Why Teach?: In Defense of a Real Education
Why Teach? In Defense of Real Education is the proverbial cry in the wilderness—a cry for what was and for what can be.
A professor of English at the University of Virginia, and author of nearly a dozen other books, author Edmundson sets the stage for his provocative tome by openly stating, "the major enemy of education in America now is American education, university education in particular."
Few educators would hurl such a challenge to accuse the corporate mentality of ruining education. Edmundson does so in spite of the fact, he is biting the very hands that feed him. That's courageous.

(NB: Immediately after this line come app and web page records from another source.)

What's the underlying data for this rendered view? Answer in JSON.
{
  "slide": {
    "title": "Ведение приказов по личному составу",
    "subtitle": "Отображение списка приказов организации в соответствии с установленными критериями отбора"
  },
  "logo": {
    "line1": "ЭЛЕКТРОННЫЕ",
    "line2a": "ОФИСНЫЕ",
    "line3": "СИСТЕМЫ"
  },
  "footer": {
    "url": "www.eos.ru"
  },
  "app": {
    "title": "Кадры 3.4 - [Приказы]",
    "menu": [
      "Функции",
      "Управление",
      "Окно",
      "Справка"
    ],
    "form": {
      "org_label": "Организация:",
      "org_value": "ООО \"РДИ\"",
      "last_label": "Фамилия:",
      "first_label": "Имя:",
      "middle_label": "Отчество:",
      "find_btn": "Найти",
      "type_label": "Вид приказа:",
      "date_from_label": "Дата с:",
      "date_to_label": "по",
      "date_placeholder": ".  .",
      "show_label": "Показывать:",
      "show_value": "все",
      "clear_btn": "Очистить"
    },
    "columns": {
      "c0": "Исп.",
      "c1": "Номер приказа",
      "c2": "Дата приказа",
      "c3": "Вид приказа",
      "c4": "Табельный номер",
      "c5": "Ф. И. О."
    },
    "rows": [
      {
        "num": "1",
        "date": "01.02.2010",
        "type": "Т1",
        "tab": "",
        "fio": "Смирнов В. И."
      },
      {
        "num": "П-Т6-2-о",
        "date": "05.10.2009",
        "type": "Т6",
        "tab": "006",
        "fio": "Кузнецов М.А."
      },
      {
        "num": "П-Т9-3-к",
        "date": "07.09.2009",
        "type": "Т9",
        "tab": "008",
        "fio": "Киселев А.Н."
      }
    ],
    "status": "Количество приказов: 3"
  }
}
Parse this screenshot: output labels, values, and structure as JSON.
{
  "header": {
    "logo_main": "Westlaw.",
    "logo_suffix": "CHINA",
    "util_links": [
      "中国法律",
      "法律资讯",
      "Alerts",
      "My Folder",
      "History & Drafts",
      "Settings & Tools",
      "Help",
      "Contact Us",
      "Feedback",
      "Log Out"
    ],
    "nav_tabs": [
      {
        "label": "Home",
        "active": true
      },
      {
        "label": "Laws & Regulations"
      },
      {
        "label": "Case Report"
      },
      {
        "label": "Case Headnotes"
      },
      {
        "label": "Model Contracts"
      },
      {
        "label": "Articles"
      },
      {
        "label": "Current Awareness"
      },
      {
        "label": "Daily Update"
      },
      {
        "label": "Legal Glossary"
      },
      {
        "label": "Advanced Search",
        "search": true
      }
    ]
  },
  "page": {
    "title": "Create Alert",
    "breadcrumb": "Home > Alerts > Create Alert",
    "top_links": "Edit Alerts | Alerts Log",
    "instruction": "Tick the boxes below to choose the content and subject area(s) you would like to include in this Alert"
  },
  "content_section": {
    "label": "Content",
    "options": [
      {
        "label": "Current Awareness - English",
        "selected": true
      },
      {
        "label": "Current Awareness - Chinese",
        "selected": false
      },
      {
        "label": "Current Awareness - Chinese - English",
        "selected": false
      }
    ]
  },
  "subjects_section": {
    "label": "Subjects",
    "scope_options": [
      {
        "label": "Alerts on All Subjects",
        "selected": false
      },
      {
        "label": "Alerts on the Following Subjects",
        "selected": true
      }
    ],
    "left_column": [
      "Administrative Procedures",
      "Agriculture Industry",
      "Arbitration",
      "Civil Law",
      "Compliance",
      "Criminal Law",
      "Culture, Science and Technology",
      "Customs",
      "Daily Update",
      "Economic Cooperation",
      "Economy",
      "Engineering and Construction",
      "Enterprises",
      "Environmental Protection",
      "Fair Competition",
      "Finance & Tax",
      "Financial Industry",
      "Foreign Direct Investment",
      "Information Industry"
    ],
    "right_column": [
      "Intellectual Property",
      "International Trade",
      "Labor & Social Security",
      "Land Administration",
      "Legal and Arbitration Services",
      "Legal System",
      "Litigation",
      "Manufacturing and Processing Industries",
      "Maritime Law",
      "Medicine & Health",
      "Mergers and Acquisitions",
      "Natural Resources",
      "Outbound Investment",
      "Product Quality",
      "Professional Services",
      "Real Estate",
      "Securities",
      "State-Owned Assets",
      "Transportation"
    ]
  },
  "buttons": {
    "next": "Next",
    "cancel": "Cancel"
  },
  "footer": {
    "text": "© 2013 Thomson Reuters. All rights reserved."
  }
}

The challenge does not end there. He takes aim at college students. He writes, "If you want to get a real education in America, you are going to have to fight. To get an education you're probably going to have to fight against the institution you find yourself in—no matter how prestigious it may be."
Not satisfied in his staggering criticism of higher education, of gluttonous corporate America and its demand for conformity, sports, and students who expect cool, Mr. Edmundson lays out what he considers a good teacher to be. He says a good teacher must perceive the world in alternative ways and strive to get their students to test new perspectives. He says, "Teaching is about being what people are now prone to call counterintuitive, but to the good teacher that simply means being honest."
Despite the overall appeal to maintain the humanities, to reject the production of a work force mentality at the university level, Mr. Edmundson fails to get specific as to what to do to assuage the wholesale moneymaking goals of American education. The lack of specificity is the central weakness of the book, yet it provokes thought—serious thought!